Brief
Across the entries below, how many lines include the word "true"? Reply with only the number.

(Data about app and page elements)
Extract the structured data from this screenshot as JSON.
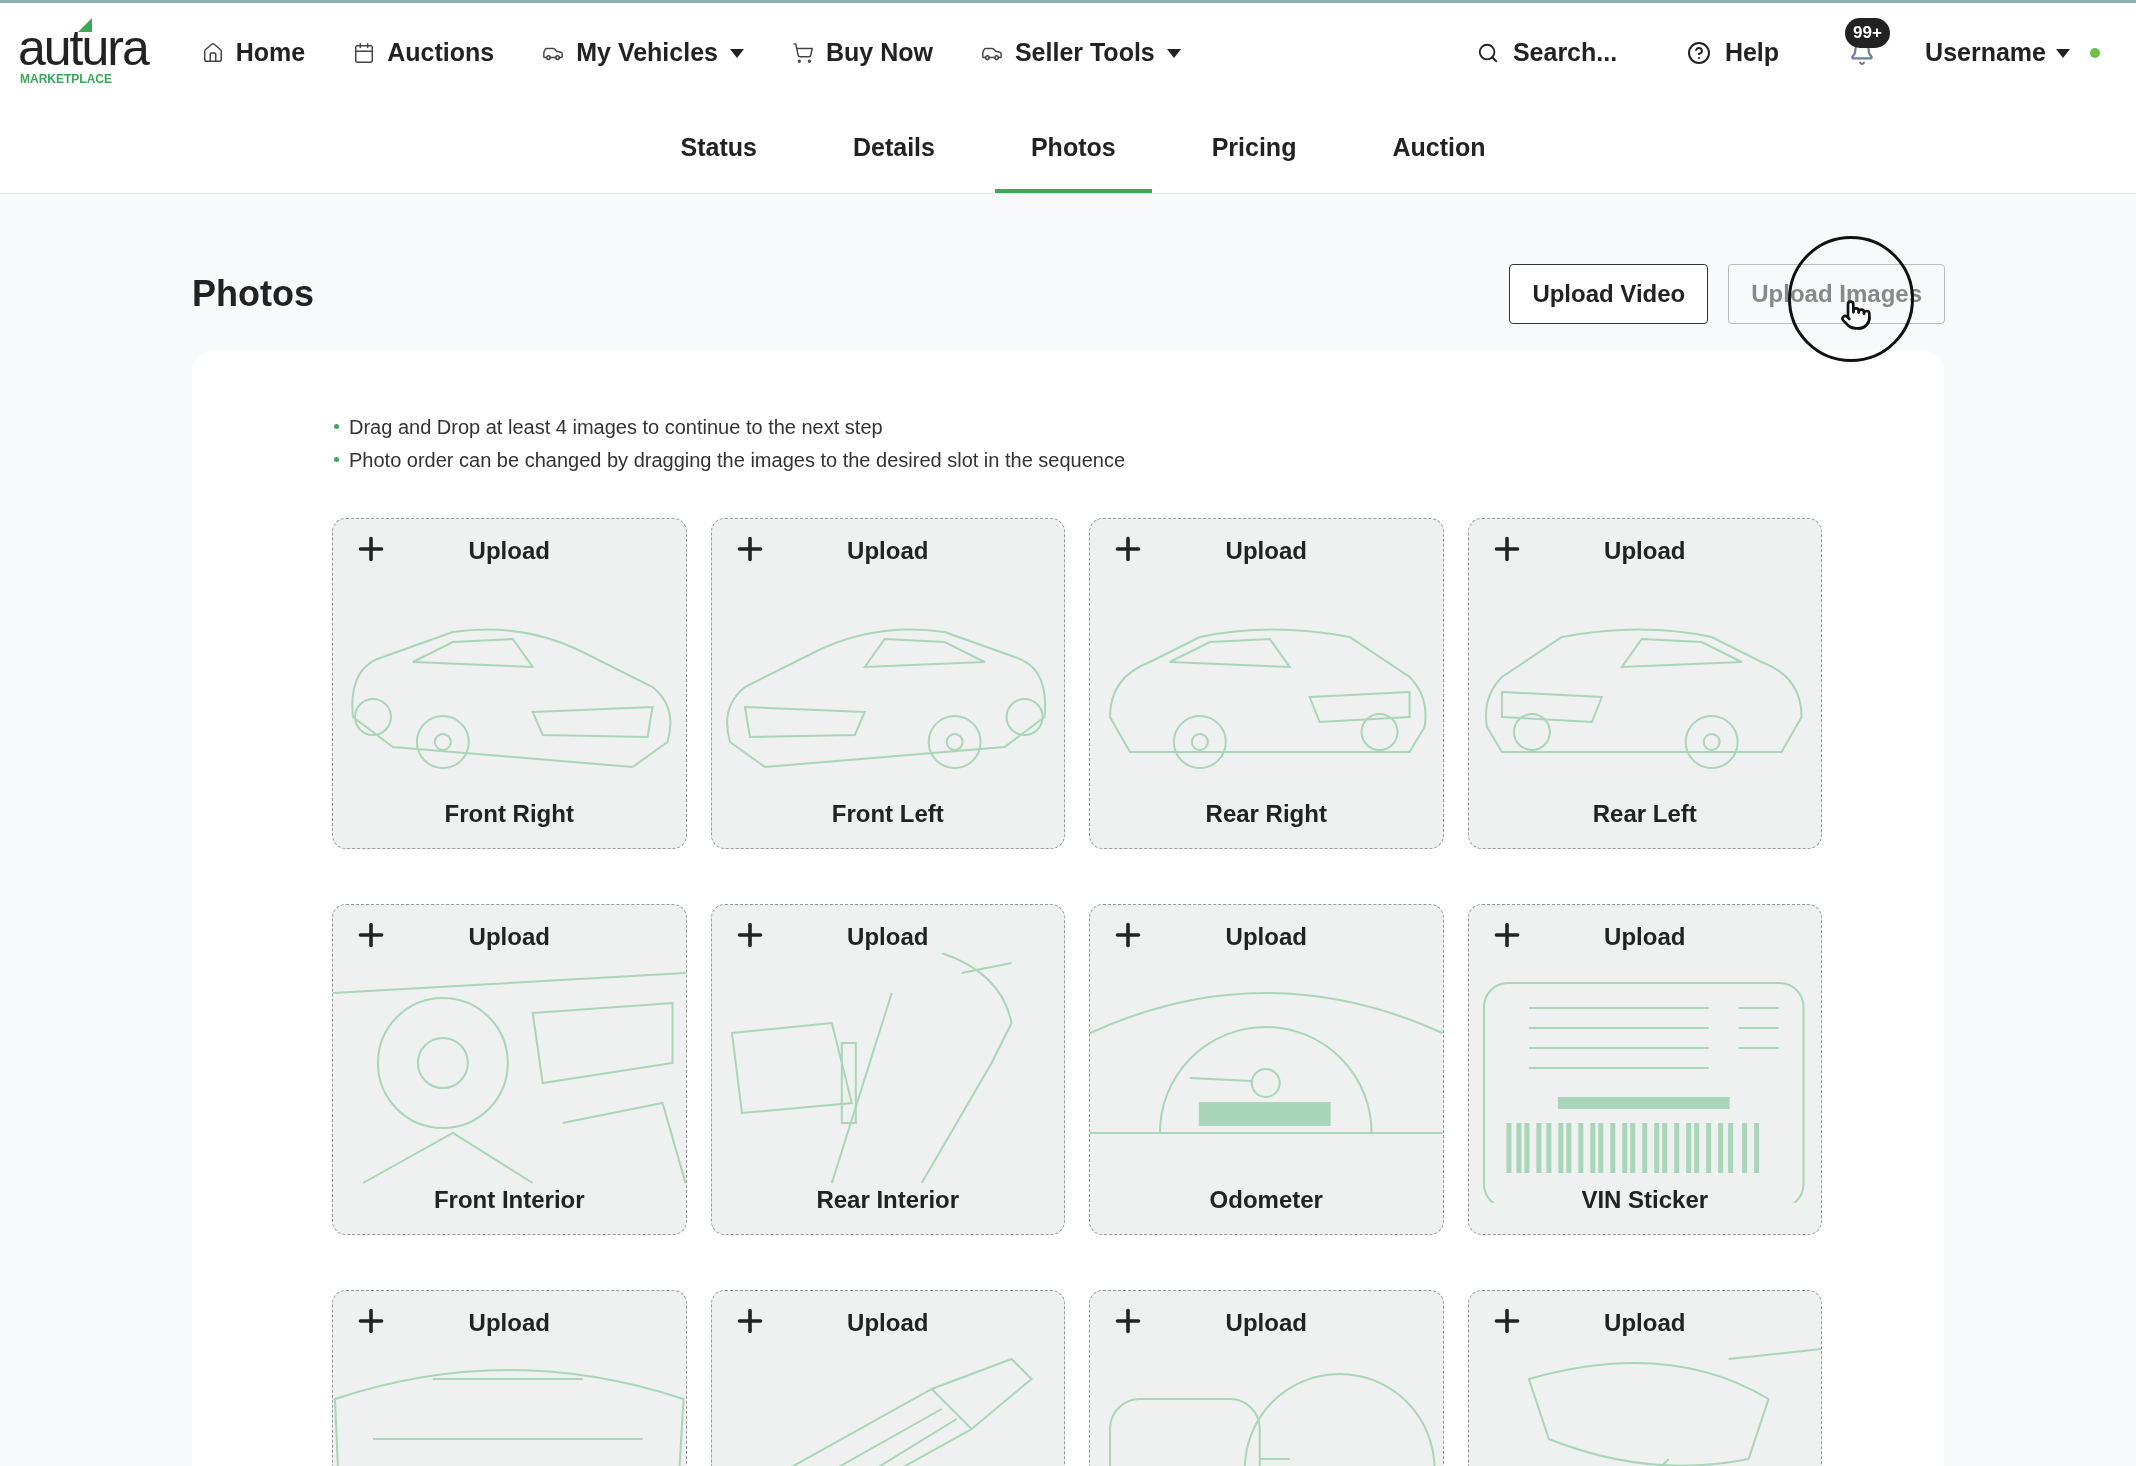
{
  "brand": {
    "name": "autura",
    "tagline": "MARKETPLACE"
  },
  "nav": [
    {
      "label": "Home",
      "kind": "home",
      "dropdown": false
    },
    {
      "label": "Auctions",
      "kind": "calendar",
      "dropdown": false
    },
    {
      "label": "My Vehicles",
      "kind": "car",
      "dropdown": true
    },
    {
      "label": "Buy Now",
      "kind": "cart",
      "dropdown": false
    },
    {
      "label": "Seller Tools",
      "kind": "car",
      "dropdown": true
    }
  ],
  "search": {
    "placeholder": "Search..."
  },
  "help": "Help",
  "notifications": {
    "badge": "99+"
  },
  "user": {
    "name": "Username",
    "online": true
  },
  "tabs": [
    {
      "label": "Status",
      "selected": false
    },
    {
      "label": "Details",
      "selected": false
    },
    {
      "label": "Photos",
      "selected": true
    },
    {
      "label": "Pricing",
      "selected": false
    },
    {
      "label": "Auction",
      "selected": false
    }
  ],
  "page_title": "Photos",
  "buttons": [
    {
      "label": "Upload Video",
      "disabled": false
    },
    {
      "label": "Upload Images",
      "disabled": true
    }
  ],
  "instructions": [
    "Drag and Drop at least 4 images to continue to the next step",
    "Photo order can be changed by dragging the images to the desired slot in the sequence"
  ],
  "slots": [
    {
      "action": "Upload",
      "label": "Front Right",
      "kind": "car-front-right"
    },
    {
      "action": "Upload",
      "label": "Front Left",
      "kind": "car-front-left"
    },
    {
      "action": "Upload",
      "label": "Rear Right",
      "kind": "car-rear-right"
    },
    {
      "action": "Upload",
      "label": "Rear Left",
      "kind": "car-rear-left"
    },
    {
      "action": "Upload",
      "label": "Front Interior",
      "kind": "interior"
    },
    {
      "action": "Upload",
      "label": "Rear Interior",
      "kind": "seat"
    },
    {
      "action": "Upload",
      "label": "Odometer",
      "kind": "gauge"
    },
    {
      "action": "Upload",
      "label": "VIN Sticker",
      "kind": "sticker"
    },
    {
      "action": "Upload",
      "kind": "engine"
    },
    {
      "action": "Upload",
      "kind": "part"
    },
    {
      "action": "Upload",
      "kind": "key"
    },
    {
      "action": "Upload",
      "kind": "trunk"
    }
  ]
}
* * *
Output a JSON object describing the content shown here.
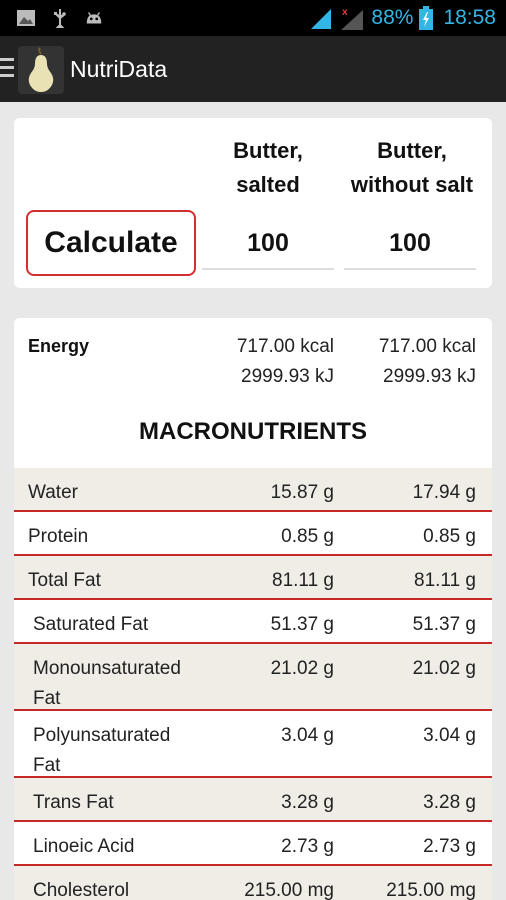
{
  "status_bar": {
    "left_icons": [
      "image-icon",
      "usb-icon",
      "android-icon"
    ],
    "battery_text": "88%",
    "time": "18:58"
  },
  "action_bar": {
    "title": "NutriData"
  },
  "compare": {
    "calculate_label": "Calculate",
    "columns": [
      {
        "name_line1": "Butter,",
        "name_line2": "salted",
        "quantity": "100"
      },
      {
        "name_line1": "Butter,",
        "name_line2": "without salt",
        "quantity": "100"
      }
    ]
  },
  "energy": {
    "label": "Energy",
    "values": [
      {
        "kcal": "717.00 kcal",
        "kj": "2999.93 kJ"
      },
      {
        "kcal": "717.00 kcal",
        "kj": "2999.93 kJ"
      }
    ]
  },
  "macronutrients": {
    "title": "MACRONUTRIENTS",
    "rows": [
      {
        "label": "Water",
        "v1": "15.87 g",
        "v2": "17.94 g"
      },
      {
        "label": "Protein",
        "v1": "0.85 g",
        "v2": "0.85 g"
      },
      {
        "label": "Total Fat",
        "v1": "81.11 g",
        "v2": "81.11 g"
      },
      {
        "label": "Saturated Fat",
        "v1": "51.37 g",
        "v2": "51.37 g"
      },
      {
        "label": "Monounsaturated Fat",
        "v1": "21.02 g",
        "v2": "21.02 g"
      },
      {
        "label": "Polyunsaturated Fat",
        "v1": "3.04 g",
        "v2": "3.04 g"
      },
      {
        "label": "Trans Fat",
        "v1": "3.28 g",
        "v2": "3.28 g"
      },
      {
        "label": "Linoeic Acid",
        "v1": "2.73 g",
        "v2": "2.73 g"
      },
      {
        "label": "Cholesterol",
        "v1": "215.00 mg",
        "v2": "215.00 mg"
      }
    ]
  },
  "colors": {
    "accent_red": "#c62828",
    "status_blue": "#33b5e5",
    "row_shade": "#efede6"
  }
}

Exercise answer
5